[Component data from apps and pages]
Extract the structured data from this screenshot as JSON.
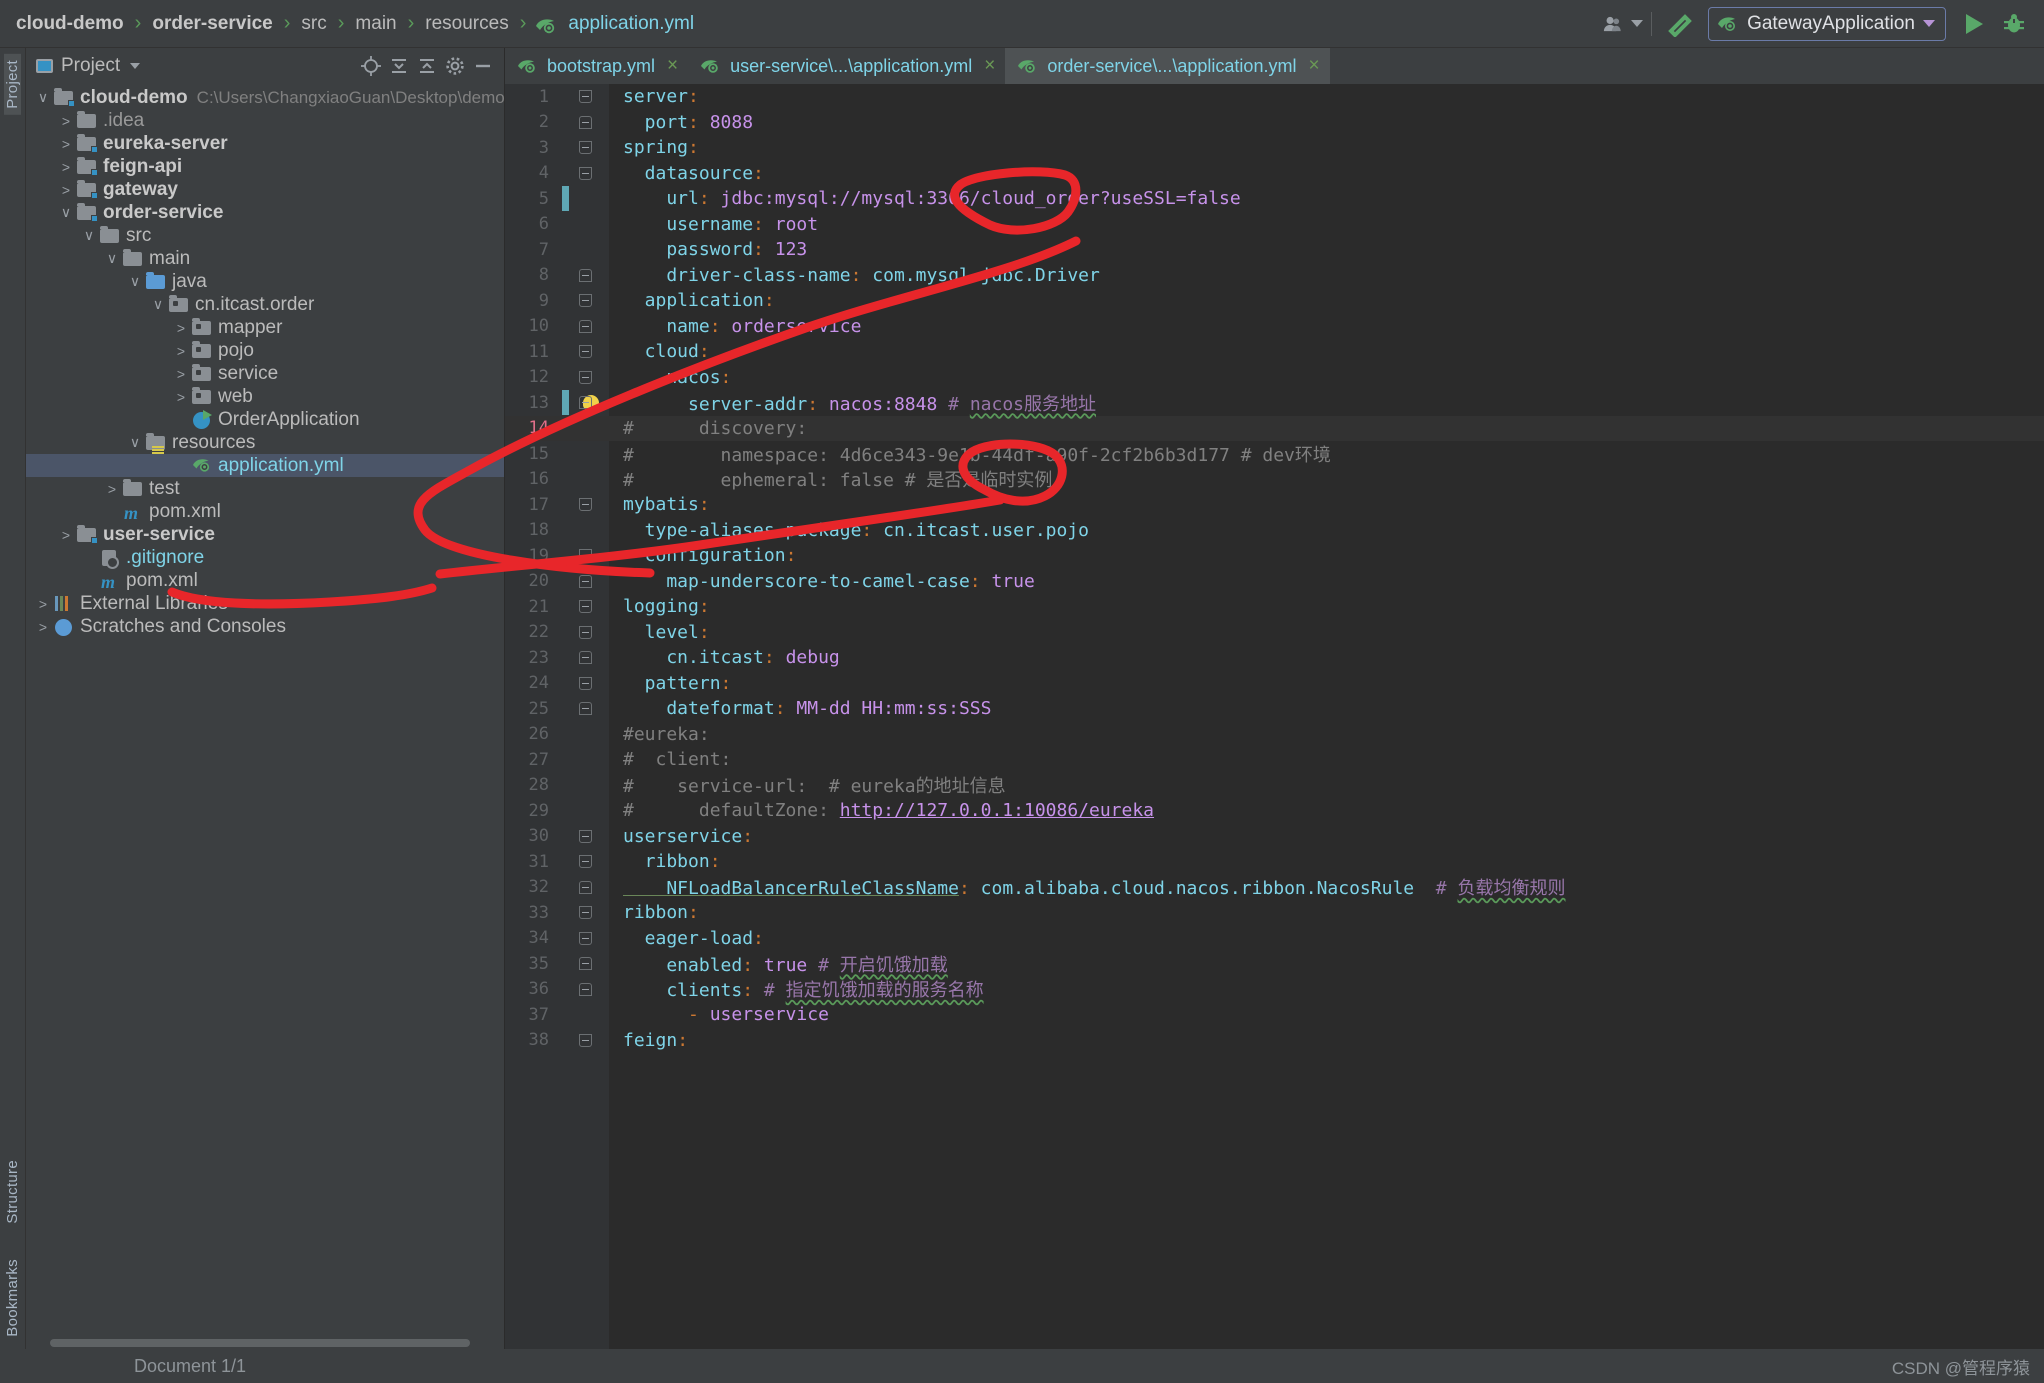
{
  "app": {
    "ide": "IntelliJ IDEA",
    "breadcrumb": [
      {
        "label": "cloud-demo",
        "style": "bold"
      },
      {
        "label": "order-service",
        "style": "bold"
      },
      {
        "label": "src",
        "style": "plain"
      },
      {
        "label": "main",
        "style": "plain"
      },
      {
        "label": "resources",
        "style": "plain"
      },
      {
        "label": "application.yml",
        "style": "file"
      }
    ],
    "breadcrumb_separator": "›"
  },
  "toolbar": {
    "account_icon": "user-avatar-icon",
    "account_caret": "chevron-down-icon",
    "build_icon": "hammer-icon",
    "run_config_name": "GatewayApplication",
    "run_config_icon": "spring-leaf-icon",
    "run_config_caret": "chevron-down-icon",
    "run_icon": "play-icon",
    "debug_icon": "bug-icon"
  },
  "left_strip": {
    "top_tab": "Project",
    "bottom_tabs": [
      "Structure",
      "Bookmarks"
    ]
  },
  "project_panel": {
    "title": "Project",
    "title_caret": "chevron-down-icon",
    "tools": [
      "locate-icon",
      "collapse-all-icon",
      "expand-icon",
      "gear-icon",
      "hide-icon"
    ],
    "tree": [
      {
        "depth": 0,
        "arrow": "down",
        "icon": "module-folder",
        "label": "cloud-demo",
        "style": "bold",
        "path": "C:\\Users\\ChangxiaoGuan\\Desktop\\demo\\compose\\cl"
      },
      {
        "depth": 1,
        "arrow": "right",
        "icon": "folder",
        "label": ".idea",
        "style": "grey"
      },
      {
        "depth": 1,
        "arrow": "right",
        "icon": "module-folder",
        "label": "eureka-server",
        "style": "bold"
      },
      {
        "depth": 1,
        "arrow": "right",
        "icon": "module-folder",
        "label": "feign-api",
        "style": "bold"
      },
      {
        "depth": 1,
        "arrow": "right",
        "icon": "module-folder",
        "label": "gateway",
        "style": "bold"
      },
      {
        "depth": 1,
        "arrow": "down",
        "icon": "module-folder",
        "label": "order-service",
        "style": "bold"
      },
      {
        "depth": 2,
        "arrow": "down",
        "icon": "folder",
        "label": "src",
        "style": "plain"
      },
      {
        "depth": 3,
        "arrow": "down",
        "icon": "folder",
        "label": "main",
        "style": "plain"
      },
      {
        "depth": 4,
        "arrow": "down",
        "icon": "source-folder",
        "label": "java",
        "style": "plain"
      },
      {
        "depth": 5,
        "arrow": "down",
        "icon": "package",
        "label": "cn.itcast.order",
        "style": "plain"
      },
      {
        "depth": 6,
        "arrow": "right",
        "icon": "package",
        "label": "mapper",
        "style": "plain"
      },
      {
        "depth": 6,
        "arrow": "right",
        "icon": "package",
        "label": "pojo",
        "style": "plain"
      },
      {
        "depth": 6,
        "arrow": "right",
        "icon": "package",
        "label": "service",
        "style": "plain"
      },
      {
        "depth": 6,
        "arrow": "right",
        "icon": "package",
        "label": "web",
        "style": "plain"
      },
      {
        "depth": 6,
        "arrow": "none",
        "icon": "spring-class",
        "label": "OrderApplication",
        "style": "plain"
      },
      {
        "depth": 4,
        "arrow": "down",
        "icon": "resource-folder",
        "label": "resources",
        "style": "plain"
      },
      {
        "depth": 6,
        "arrow": "none",
        "icon": "spring-yaml",
        "label": "application.yml",
        "style": "link",
        "selected": true
      },
      {
        "depth": 3,
        "arrow": "right",
        "icon": "folder",
        "label": "test",
        "style": "plain"
      },
      {
        "depth": 3,
        "arrow": "none",
        "icon": "maven",
        "label": "pom.xml",
        "style": "plain"
      },
      {
        "depth": 1,
        "arrow": "right",
        "icon": "module-folder",
        "label": "user-service",
        "style": "bold"
      },
      {
        "depth": 2,
        "arrow": "none",
        "icon": "gitignore",
        "label": ".gitignore",
        "style": "link"
      },
      {
        "depth": 2,
        "arrow": "none",
        "icon": "maven",
        "label": "pom.xml",
        "style": "plain"
      },
      {
        "depth": 0,
        "arrow": "right",
        "icon": "libraries",
        "label": "External Libraries",
        "style": "plain"
      },
      {
        "depth": 0,
        "arrow": "right",
        "icon": "scratches",
        "label": "Scratches and Consoles",
        "style": "plain"
      }
    ]
  },
  "editor": {
    "tabs": [
      {
        "label": "bootstrap.yml",
        "icon": "spring-leaf-icon",
        "active": false,
        "close": "×"
      },
      {
        "label": "user-service\\...\\application.yml",
        "icon": "spring-yaml-icon",
        "active": false,
        "close": "×"
      },
      {
        "label": "order-service\\...\\application.yml",
        "icon": "spring-yaml-icon",
        "active": true,
        "close": "×"
      }
    ],
    "current_line": 14,
    "lines": [
      {
        "n": 1,
        "fold": "start",
        "indent": 0,
        "tokens": [
          {
            "t": "server",
            "c": "k"
          },
          {
            "t": ":",
            "c": "p"
          }
        ]
      },
      {
        "n": 2,
        "fold": "end",
        "indent": 1,
        "tokens": [
          {
            "t": "  port",
            "c": "k"
          },
          {
            "t": ": ",
            "c": "p"
          },
          {
            "t": "8088",
            "c": "v"
          }
        ]
      },
      {
        "n": 3,
        "fold": "start",
        "indent": 0,
        "tokens": [
          {
            "t": "spring",
            "c": "k"
          },
          {
            "t": ":",
            "c": "p"
          }
        ]
      },
      {
        "n": 4,
        "fold": "start",
        "indent": 1,
        "tokens": [
          {
            "t": "  datasource",
            "c": "k"
          },
          {
            "t": ":",
            "c": "p"
          }
        ]
      },
      {
        "n": 5,
        "fold": "none",
        "indent": 2,
        "changed": true,
        "tokens": [
          {
            "t": "    url",
            "c": "k"
          },
          {
            "t": ": ",
            "c": "p"
          },
          {
            "t": "jdbc:mysql://mysql:3306/cloud_order?useSSL=false",
            "c": "v"
          }
        ]
      },
      {
        "n": 6,
        "fold": "none",
        "indent": 2,
        "tokens": [
          {
            "t": "    username",
            "c": "k"
          },
          {
            "t": ": ",
            "c": "p"
          },
          {
            "t": "root",
            "c": "v"
          }
        ]
      },
      {
        "n": 7,
        "fold": "none",
        "indent": 2,
        "tokens": [
          {
            "t": "    password",
            "c": "k"
          },
          {
            "t": ": ",
            "c": "p"
          },
          {
            "t": "123",
            "c": "v"
          }
        ]
      },
      {
        "n": 8,
        "fold": "end",
        "indent": 2,
        "tokens": [
          {
            "t": "    driver-class-name",
            "c": "k"
          },
          {
            "t": ": ",
            "c": "p"
          },
          {
            "t": "com.mysql.jdbc.Driver",
            "c": "k"
          }
        ]
      },
      {
        "n": 9,
        "fold": "start",
        "indent": 1,
        "tokens": [
          {
            "t": "  application",
            "c": "k"
          },
          {
            "t": ":",
            "c": "p"
          }
        ]
      },
      {
        "n": 10,
        "fold": "end",
        "indent": 2,
        "tokens": [
          {
            "t": "    name",
            "c": "k"
          },
          {
            "t": ": ",
            "c": "p"
          },
          {
            "t": "orderservice",
            "c": "v"
          }
        ]
      },
      {
        "n": 11,
        "fold": "start",
        "indent": 1,
        "tokens": [
          {
            "t": "  cloud",
            "c": "k"
          },
          {
            "t": ":",
            "c": "p"
          }
        ]
      },
      {
        "n": 12,
        "fold": "start",
        "indent": 2,
        "tokens": [
          {
            "t": "    nacos",
            "c": "k"
          },
          {
            "t": ":",
            "c": "p"
          }
        ]
      },
      {
        "n": 13,
        "fold": "end",
        "indent": 3,
        "changed": true,
        "bulb": true,
        "tokens": [
          {
            "t": "      server-addr",
            "c": "k"
          },
          {
            "t": ": ",
            "c": "p"
          },
          {
            "t": "nacos:8848",
            "c": "v"
          },
          {
            "t": " # ",
            "c": "cmb"
          },
          {
            "t": "nacos服务地址",
            "c": "cmb"
          }
        ]
      },
      {
        "n": 14,
        "fold": "none",
        "indent": 0,
        "highlight": true,
        "tokens": [
          {
            "t": "#      discovery:",
            "c": "cm"
          }
        ]
      },
      {
        "n": 15,
        "fold": "none",
        "indent": 0,
        "tokens": [
          {
            "t": "#        namespace: 4d6ce343-9e1b-44df-a90f-2cf2b6b3d177 # dev环境",
            "c": "cm"
          }
        ]
      },
      {
        "n": 16,
        "fold": "none",
        "indent": 0,
        "tokens": [
          {
            "t": "#        ephemeral: false # 是否是临时实例",
            "c": "cm"
          }
        ]
      },
      {
        "n": 17,
        "fold": "start",
        "indent": 0,
        "tokens": [
          {
            "t": "mybatis",
            "c": "k"
          },
          {
            "t": ":",
            "c": "p"
          }
        ]
      },
      {
        "n": 18,
        "fold": "none",
        "indent": 1,
        "tokens": [
          {
            "t": "  type-aliases-package",
            "c": "k"
          },
          {
            "t": ": ",
            "c": "p"
          },
          {
            "t": "cn.itcast.user.pojo",
            "c": "k"
          }
        ]
      },
      {
        "n": 19,
        "fold": "start",
        "indent": 1,
        "tokens": [
          {
            "t": "  configuration",
            "c": "k"
          },
          {
            "t": ":",
            "c": "p"
          }
        ]
      },
      {
        "n": 20,
        "fold": "end",
        "indent": 2,
        "tokens": [
          {
            "t": "    map-underscore-to-camel-case",
            "c": "k"
          },
          {
            "t": ": ",
            "c": "p"
          },
          {
            "t": "true",
            "c": "tru"
          }
        ]
      },
      {
        "n": 21,
        "fold": "start",
        "indent": 0,
        "tokens": [
          {
            "t": "logging",
            "c": "k"
          },
          {
            "t": ":",
            "c": "p"
          }
        ]
      },
      {
        "n": 22,
        "fold": "start",
        "indent": 1,
        "tokens": [
          {
            "t": "  level",
            "c": "k"
          },
          {
            "t": ":",
            "c": "p"
          }
        ]
      },
      {
        "n": 23,
        "fold": "end",
        "indent": 2,
        "tokens": [
          {
            "t": "    cn.itcast",
            "c": "k"
          },
          {
            "t": ": ",
            "c": "p"
          },
          {
            "t": "debug",
            "c": "v"
          }
        ]
      },
      {
        "n": 24,
        "fold": "start",
        "indent": 1,
        "tokens": [
          {
            "t": "  pattern",
            "c": "k"
          },
          {
            "t": ":",
            "c": "p"
          }
        ]
      },
      {
        "n": 25,
        "fold": "end",
        "indent": 2,
        "tokens": [
          {
            "t": "    dateformat",
            "c": "k"
          },
          {
            "t": ": ",
            "c": "p"
          },
          {
            "t": "MM-dd HH:mm:ss:SSS",
            "c": "v"
          }
        ]
      },
      {
        "n": 26,
        "fold": "none",
        "indent": 0,
        "tokens": [
          {
            "t": "#eureka:",
            "c": "cm"
          }
        ]
      },
      {
        "n": 27,
        "fold": "none",
        "indent": 0,
        "tokens": [
          {
            "t": "#  client:",
            "c": "cm"
          }
        ]
      },
      {
        "n": 28,
        "fold": "none",
        "indent": 0,
        "tokens": [
          {
            "t": "#    service-url:  # eureka的地址信息",
            "c": "cm"
          }
        ]
      },
      {
        "n": 29,
        "fold": "none",
        "indent": 0,
        "tokens": [
          {
            "t": "#      defaultZone: ",
            "c": "cm"
          },
          {
            "t": "http://127.0.0.1:10086/eureka",
            "c": "url"
          }
        ]
      },
      {
        "n": 30,
        "fold": "start",
        "indent": 0,
        "tokens": [
          {
            "t": "userservice",
            "c": "k"
          },
          {
            "t": ":",
            "c": "p"
          }
        ]
      },
      {
        "n": 31,
        "fold": "start",
        "indent": 1,
        "tokens": [
          {
            "t": "  ribbon",
            "c": "k"
          },
          {
            "t": ":",
            "c": "p"
          }
        ]
      },
      {
        "n": 32,
        "fold": "end",
        "indent": 2,
        "tokens": [
          {
            "t": "    NFLoadBalancerRuleClassName",
            "c": "kw"
          },
          {
            "t": ": ",
            "c": "p"
          },
          {
            "t": "com.alibaba.cloud.nacos.ribbon.NacosRule",
            "c": "k"
          },
          {
            "t": "  # ",
            "c": "cmb"
          },
          {
            "t": "负载均衡规则",
            "c": "cmb"
          }
        ]
      },
      {
        "n": 33,
        "fold": "start",
        "indent": 0,
        "tokens": [
          {
            "t": "ribbon",
            "c": "k"
          },
          {
            "t": ":",
            "c": "p"
          }
        ]
      },
      {
        "n": 34,
        "fold": "start",
        "indent": 1,
        "tokens": [
          {
            "t": "  eager-load",
            "c": "k"
          },
          {
            "t": ":",
            "c": "p"
          }
        ]
      },
      {
        "n": 35,
        "fold": "end",
        "indent": 2,
        "tokens": [
          {
            "t": "    enabled",
            "c": "k"
          },
          {
            "t": ": ",
            "c": "p"
          },
          {
            "t": "true",
            "c": "tru"
          },
          {
            "t": " # ",
            "c": "cmb"
          },
          {
            "t": "开启饥饿加载",
            "c": "cmb"
          }
        ]
      },
      {
        "n": 36,
        "fold": "end",
        "indent": 2,
        "tokens": [
          {
            "t": "    clients",
            "c": "k"
          },
          {
            "t": ": ",
            "c": "p"
          },
          {
            "t": "# ",
            "c": "cmb"
          },
          {
            "t": "指定饥饿加载的服务名称",
            "c": "cmb"
          }
        ]
      },
      {
        "n": 37,
        "fold": "none",
        "indent": 3,
        "tokens": [
          {
            "t": "      - ",
            "c": "p"
          },
          {
            "t": "userservice",
            "c": "v"
          }
        ]
      },
      {
        "n": 38,
        "fold": "start",
        "indent": 0,
        "tokens": [
          {
            "t": "feign",
            "c": "k"
          },
          {
            "t": ":",
            "c": "p"
          }
        ]
      }
    ]
  },
  "status_bar": {
    "document": "Document 1/1",
    "watermark": "CSDN @管程序猿"
  },
  "annotations": {
    "color": "#e8262a",
    "shapes": [
      {
        "name": "ellipse-mysql-host",
        "type": "ellipse"
      },
      {
        "name": "ellipse-nacos-host",
        "type": "ellipse"
      },
      {
        "name": "arrow-to-application-yml",
        "type": "polyline"
      },
      {
        "name": "underline-application-yml",
        "type": "polyline"
      }
    ]
  },
  "colors": {
    "editor_bg": "#2b2b2b",
    "panel_bg": "#3c3f41",
    "accent_green": "#59a869",
    "accent_blue": "#3592c4",
    "selection": "#4b5568",
    "annotation_red": "#e8262a"
  }
}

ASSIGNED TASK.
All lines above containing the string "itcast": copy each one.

YOUR SOLUTION.
        "label": "cn.itcast.order",
            "t": "cn.itcast.user.pojo",
            "t": "    cn.itcast",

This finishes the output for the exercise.